The first Texas chapter of the National Association for the Advancement of Colored People (NAACP) was organized in Houston in 1912 (three years after the national organization had been founded). Although it was obscured by the Ku Klux Klan (KKK) in the 1920s, it reorganized in the late 1930s. The NAACP supported the elimination of the white primary and other obstacles to voting, as well as the desegregation of schools and public places.
During the 1940s, more than 1,000,000 African American men served in the armed services, albeit in segregated units, and more than 1,000,000 additional African American men and women left the South and took advantage of wartime full employment and prosperity. These experiences led to rising expectations that racial discrimination would end. Federal courts handed down decisions that eroded the 50-year-old segregation laws. The 1950 case Sweatt vs. Painter required the University of Texas Law School to admit African-American students, thereby eliminating segregation in the South's graduate and professional schools. In Brown vs. Board of Education (1954), the Supreme Court required an end to the segregation of schools, buses, restaurants, and other public accommodations, but actual integration took decades to complete. The integration process in Texas was slow and painful. Texas Governor R. Allan Shivers, who opposed the Brown decision, called out Texas Rangers in 1956 to prevent African-American students from entering the public school in Mansfield.
The Civil Rights movement of the late 1950s and early 1960s was led by Baptist minister Martin Luther King, Jr., who advocated nonviolent civil disobedience in the form of boycotts and sit-ins. The movement culminated in the Civil Rights Act of 1964, which swept away the legal barriers of segregation.
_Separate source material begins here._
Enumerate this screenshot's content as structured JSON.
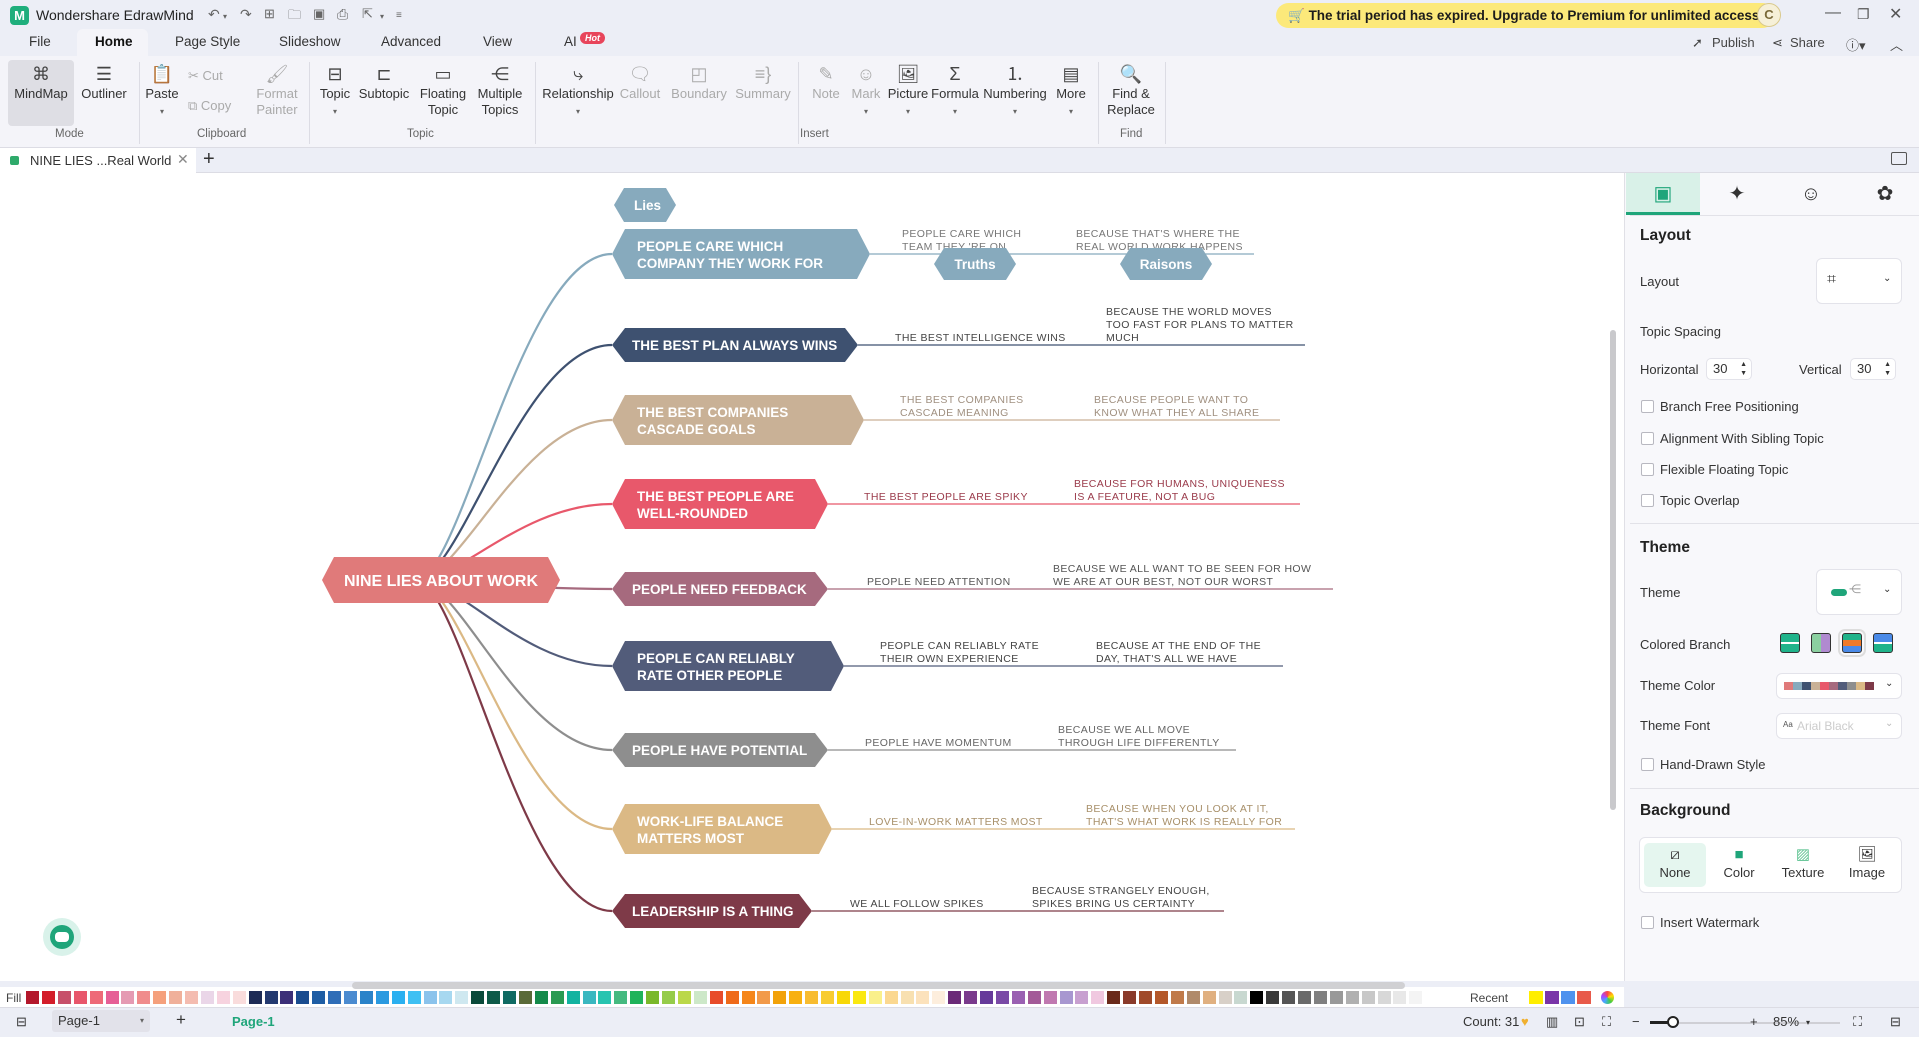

It forbade discrimination based on race, protected the rights of African Americans to vote, created the Equal Employment Opportunity Commission (EEOC), and accelerated the desegregation of public schools. Texas followed suit in 1969 by repealing its own separatist statutes. Supreme Court decisions in 1969 and 1971 ordered school districts to increase the number of African-American students in white schools through the controversial practice of busing.